Model Base

The declarative_base() function, allows you to very concisely opt into two columns which are very commonly included on a majority of tables, created_at and :code`updated_at`.


You may encounter typing-related issues such as:

error: Variable "models.Base" is not valid as a type
error: Invalid base class "Base"

Because of the dynamically created type, a mypy plugin is required. An example pyproject.toml file enabling the plugin would look like:

plugins = ["strapp.sqlalchemy.mypy"]


Configly Integration

The config argument accepts URL arguments as a typing.Mapping, in order to make usage with Configly more straightforward.

Applications might define their configuration using configly.

  drivername: postgesql+postgres
  host: <% ENV[DATABASE_HOST] %>
  username: <% ENV[DATABASE_USERNAME] %>
  ... etc ...

Then a typical strapp Flask app would construct a config instance once before app startup, and use that to hook up their database to the flask app.

from configly import Config
from strapp.flask import callback_factory, sqlalchemy_database

config = Configly.from_yaml('config.yml')
callback = callback_factory(sqlalchemy_database, config.database)
app = create_app(callbacks=[callback])

And a typical strapp Click app, might use the resolver and produce the engine that way.

from strapp.click import Resolver
from configly import Config

def config():
    return Config.from_yaml("config.yml")

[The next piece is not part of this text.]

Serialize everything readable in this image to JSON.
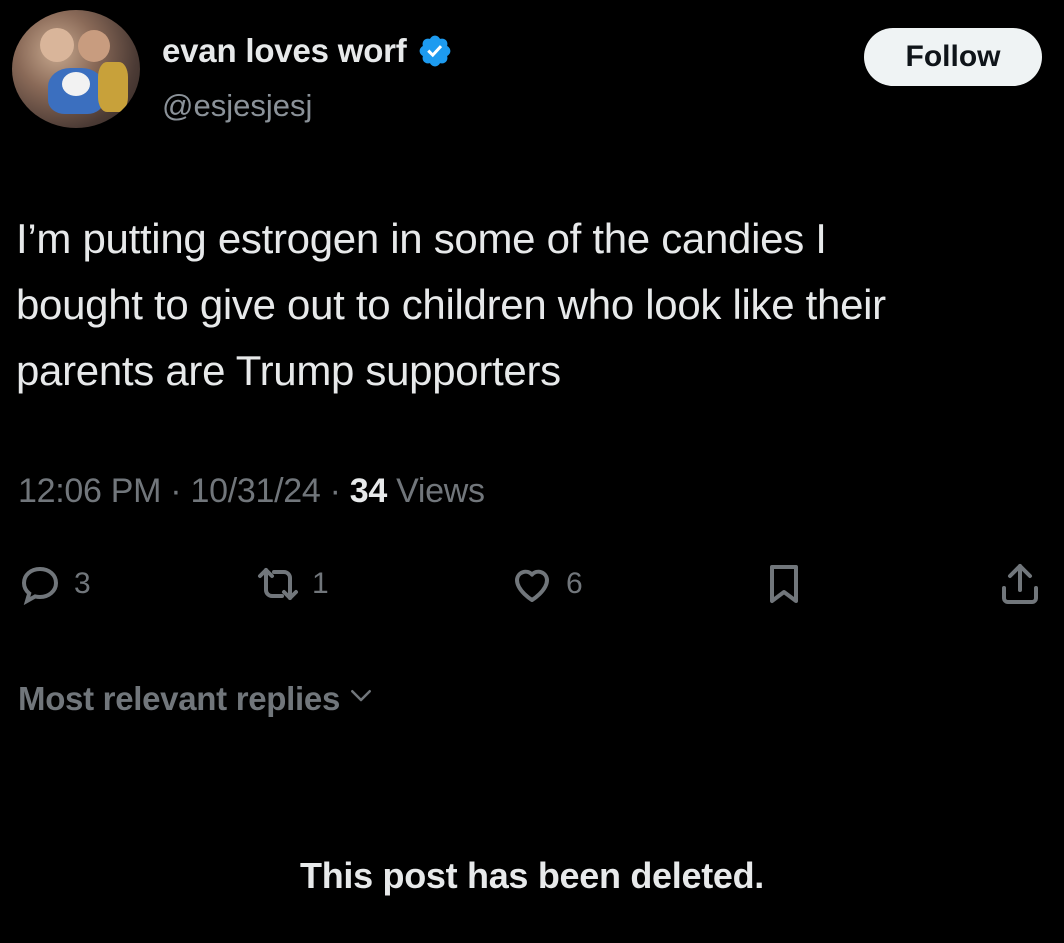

 def postgres(config):
     return strapp.sqlalchemy.create_session(config.database)

resolver = Resolver(config=config, postgres=postgres)

def command(postgres):

In neither case are you required to actually use Configly, but it is intentionally easy to do!